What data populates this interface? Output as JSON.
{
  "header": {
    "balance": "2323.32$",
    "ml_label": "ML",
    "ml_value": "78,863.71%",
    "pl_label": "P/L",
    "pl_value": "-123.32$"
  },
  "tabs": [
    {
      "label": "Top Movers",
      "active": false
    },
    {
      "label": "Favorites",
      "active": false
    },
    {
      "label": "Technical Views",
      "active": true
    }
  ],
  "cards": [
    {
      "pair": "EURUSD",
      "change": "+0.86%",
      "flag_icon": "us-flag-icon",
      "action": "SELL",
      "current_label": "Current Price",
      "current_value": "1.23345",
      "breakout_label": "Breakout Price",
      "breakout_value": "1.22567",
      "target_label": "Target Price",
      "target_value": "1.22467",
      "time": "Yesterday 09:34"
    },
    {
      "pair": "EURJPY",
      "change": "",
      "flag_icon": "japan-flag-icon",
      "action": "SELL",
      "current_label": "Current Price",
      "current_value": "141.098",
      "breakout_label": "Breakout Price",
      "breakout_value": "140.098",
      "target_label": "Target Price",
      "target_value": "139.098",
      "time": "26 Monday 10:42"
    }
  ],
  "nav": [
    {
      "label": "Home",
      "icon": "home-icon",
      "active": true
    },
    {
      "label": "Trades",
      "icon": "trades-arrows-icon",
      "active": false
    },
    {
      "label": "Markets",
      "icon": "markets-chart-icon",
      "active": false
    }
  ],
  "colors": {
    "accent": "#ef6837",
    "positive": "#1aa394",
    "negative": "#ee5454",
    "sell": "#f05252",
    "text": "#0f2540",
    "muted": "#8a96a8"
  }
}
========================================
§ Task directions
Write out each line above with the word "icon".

§ Solution for this exercise
      "flag_icon": "us-flag-icon",
      "flag_icon": "japan-flag-icon",
      "icon": "home-icon",
      "icon": "trades-arrows-icon",
      "icon": "markets-chart-icon",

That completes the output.